Despite the frequency with which people are convicted of multiple DUI offenses, California continues to require that all individuals with a DUI attend a 30- or 60-hour education program. However, these programs aren't that effective.
Natural gas production is growing and many states and communities are reaping the economic benefits. One of the costs, however, will be damage to roads. One hydraulic fracturing operation requires about 600 to 1,100 one-way, heavy truck trips to bring equipment, materials, and sometimes water to and from a well site.
The promise of autonomous vehicles is finally near to being realized and the substantial benefits to society in terms of safety, mobility, and fuel economy cannot be ignored.

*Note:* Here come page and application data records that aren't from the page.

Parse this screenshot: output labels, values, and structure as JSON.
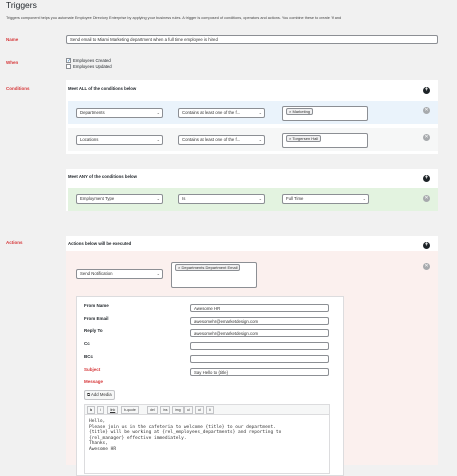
{
  "page": {
    "title": "Triggers",
    "description": "Triggers component helps you automate Employee Directory Enterprise by applying your business rules. A trigger is composed of conditions, operators and actions. You combine these to create 'If and"
  },
  "name_field": {
    "label": "Name",
    "value": "Send email to Miami Marketing department when a full time employee is hired"
  },
  "when": {
    "label": "When",
    "options": [
      {
        "label": "Employees Created",
        "checked": true
      },
      {
        "label": "Employees Updated",
        "checked": false
      }
    ]
  },
  "conditions": {
    "label": "Conditions",
    "all_group": {
      "heading": "Meet ALL of the conditions below",
      "rows": [
        {
          "field": "Departments",
          "operator": "Contains at least one of the f...",
          "value_tag": "Marketing",
          "remove": "✕"
        },
        {
          "field": "Locations",
          "operator": "Contains at least one of the f...",
          "value_tag": "Torgersen Hall",
          "remove": "✕"
        }
      ]
    },
    "any_group": {
      "heading": "Meet ANY of the conditions below",
      "rows": [
        {
          "field": "Employment Type",
          "operator": "Is",
          "value": "Full Time",
          "remove": "✕"
        }
      ]
    }
  },
  "actions": {
    "label": "Actions",
    "heading": "Actions below will be executed",
    "action_type": "Send Notification",
    "recipient_tag": "Departments Department Email",
    "form": {
      "from_name": {
        "label": "From Name",
        "value": "Awesome HR"
      },
      "from_email": {
        "label": "From Email",
        "value": "awesomehr@emarketdesign.com"
      },
      "reply_to": {
        "label": "Reply To",
        "value": "awesomehr@emarketdesign.com"
      },
      "cc": {
        "label": "Cc",
        "value": ""
      },
      "bcc": {
        "label": "BCc",
        "value": ""
      },
      "subject": {
        "label": "Subject",
        "value": "Say Hello to {title}"
      },
      "message_label": "Message",
      "add_media": "Add Media",
      "toolbar": [
        "b",
        "i",
        "link",
        "b-quote",
        "del",
        "ins",
        "img",
        "ul",
        "ol",
        "li"
      ],
      "message": "Hello,\nPlease join us in the cafeteria to welcome {title} to our department.\n{title} will be working at {rel_employees_departments} and reporting to\n{rel_manager} effective immediately.\nThanks,\nAwesome HR"
    }
  },
  "icons": {
    "add": "plus-circle-icon",
    "remove": "remove-circle-icon",
    "chevron": "chevron-down-icon",
    "media": "media-icon"
  },
  "colors": {
    "required_label": "#d63638",
    "all_row_bg": "#eaf3fb",
    "any_row_bg": "#e3f3e0",
    "action_bg": "#fbf0ee"
  }
}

It is not too early for policy makers to begin to think about the challenges that lie ahead.
This report documents the re-estimation of the mode-destination models in the PRISM model for the West Midlands region of the UK. The models for some purposes represent access mode and station choice, and time of day choice for car drivers.
Self-driving vehicles offer the promise of significant benefits to society, but raise several policy challenges, including the need to update insurance liability regulations and privacy concerns such as who will control the data generated by this technology.
The auto industry has been moving toward more autonomous vehicles for years. Policymakers could benefit from an examination of the technological advances in this area, their benefits and risks, and the potential effects of various regulations — as well as the absence of regulation — on the development of this technology.
Though “microsleep,” commonly referred to as “highway hypnosis,” may enter the public discourse most often when it's cited as the possible cause of a disaster like the Metro-North train wreck, it is responsible for fatal accidents on American highways every day.
In this December 2013 Congressional Briefing, Johanna Zmud and Peter Phleps illustrate two distinct scenarios for the future of mobility 17 years from now and how choices that policymakers make today will affect the future of mobility in America.
To assess congestion charging policies where the charge varies according to the time of day, the Ørestad Transport Model (OTM) for the Greater Copenhagen area has been extended to predict the choice of time of travel for car drivers.
As traditional transportation revenue sources primarily based on gas tax continue to dwindle or stay even at best, the notion of transitioning to a vehicle-miles-traveled fee or mileage-based user fee has come under substantial consideration. Some design strategies can reduce system costs and increase public acceptance of mileage-based fees.
One of the things taken for granted in the United States is the vast network of school buses—about 26 million children ride 480,000 buses every day. But in other parts of the world, getting millions of children to and from the right school, on time, safely, and for a reasonable cost is a significant challenge.
The Sydney Strategic Travel Model (STM) informs long-term transport planning, policy development and infrastructure assessment across the Greater Sydney area. Additional model estimation work has further improved the commute mode-destination model.
If the “user pays” idea is worth saving, the United States needs a different calculation, writes Liisa Ecola. Some states are looking at mileage fees. With mileage fees, you pay based on the number of miles you drive, rather than the number of gallons of gas used.
Mileage-fee rates could be structured to reduce congestion, harmful emissions and excessive road wear, and the enabling technology could support a range of value-added services offering greater convenience and safety for motorists, writes Keith Crane.